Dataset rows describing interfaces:
►
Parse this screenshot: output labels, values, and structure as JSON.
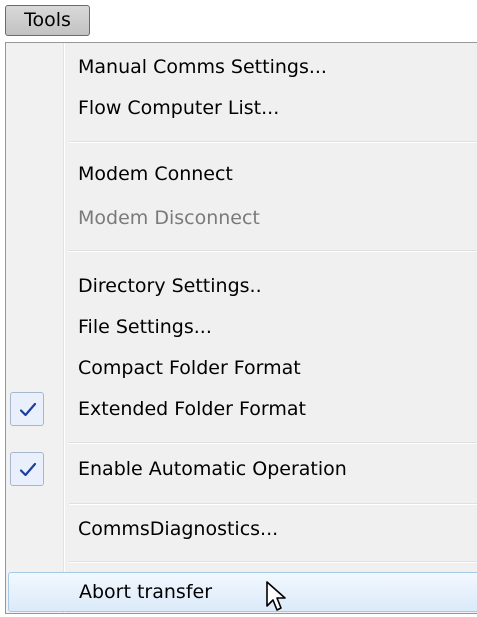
{
  "menubar": {
    "tools_label": "Tools"
  },
  "menu": {
    "items": [
      {
        "label": "Manual Comms Settings...",
        "enabled": true,
        "checked": false
      },
      {
        "label": "Flow Computer List...",
        "enabled": true,
        "checked": false
      },
      {
        "label": "Modem Connect",
        "enabled": true,
        "checked": false
      },
      {
        "label": "Modem Disconnect",
        "enabled": false,
        "checked": false
      },
      {
        "label": "Directory Settings..",
        "enabled": true,
        "checked": false
      },
      {
        "label": "File Settings...",
        "enabled": true,
        "checked": false
      },
      {
        "label": "Compact Folder Format",
        "enabled": true,
        "checked": false
      },
      {
        "label": "Extended Folder Format",
        "enabled": true,
        "checked": true
      },
      {
        "label": "Enable Automatic Operation",
        "enabled": true,
        "checked": true
      },
      {
        "label": "CommsDiagnostics...",
        "enabled": true,
        "checked": false
      },
      {
        "label": "Abort transfer",
        "enabled": true,
        "checked": false,
        "hovered": true
      }
    ]
  },
  "colors": {
    "checkmark": "#1a3f9e",
    "hover_border": "#a8c8e8",
    "disabled_text": "#7a7a7a"
  }
}
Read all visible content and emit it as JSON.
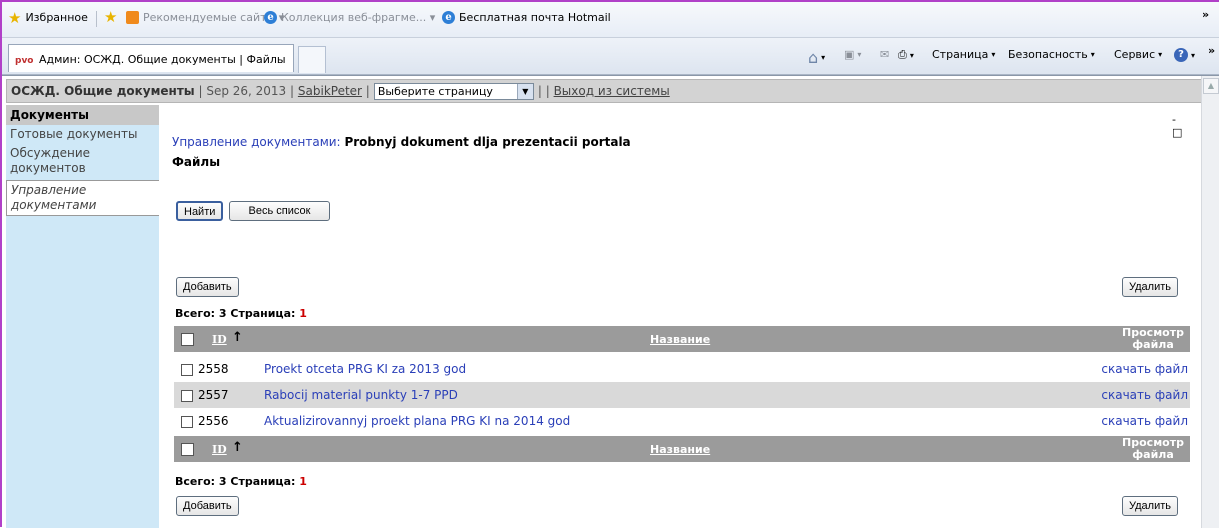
{
  "favorites_bar": {
    "favorites_label": "Избранное",
    "suggested_sites": "Рекомендуемые сайты ▾",
    "web_slices": "Коллекция веб-фрагме... ▾",
    "hotmail": "Бесплатная почта Hotmail"
  },
  "tabs": {
    "active_tab_title": "Админ: ОСЖД. Общие документы | Файлы",
    "active_tab_icon": "pvo"
  },
  "command_bar": {
    "page_menu": "Страница",
    "security_menu": "Безопасность",
    "tools_menu": "Сервис"
  },
  "header": {
    "site_name": "ОСЖД. Общие документы",
    "date": "| Sep 26, 2013 |",
    "user": "SabikPeter",
    "page_select": "Выберите страницу",
    "sep": "| |",
    "logout": "Выход из системы"
  },
  "sidebar": {
    "section_title": "Документы",
    "items": [
      {
        "label": "Готовые документы"
      },
      {
        "label": "Обсуждение документов"
      },
      {
        "label": "Управление документами"
      }
    ]
  },
  "main": {
    "window_controls": "- □",
    "crumb_link": "Управление документами:",
    "document_title": "Probnyj dokument dlja prezentacii portala",
    "section_title": "Файлы",
    "find_button": "Найти",
    "full_list_button": "Весь список",
    "add_button": "Добавить",
    "delete_button": "Удалить",
    "totals_label": "Всего: 3  Страница:",
    "page_number": "1",
    "columns": {
      "id": "ID",
      "name": "Название",
      "view_line1": "Просмотр",
      "view_line2": "файла"
    },
    "rows": [
      {
        "id": "2558",
        "name": "Proekt otceta PRG KI za 2013 god",
        "action": "скачать файл"
      },
      {
        "id": "2557",
        "name": "Rabocij material punkty 1-7 PPD",
        "action": "скачать файл"
      },
      {
        "id": "2556",
        "name": "Aktualizirovannyj proekt plana PRG KI na 2014 god",
        "action": "скачать файл"
      }
    ]
  }
}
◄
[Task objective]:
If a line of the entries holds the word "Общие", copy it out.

[Response]:
    "active_tab_title": "Админ: ОСЖД. Общие документы | Файлы",
    "site_name": "ОСЖД. Общие документы",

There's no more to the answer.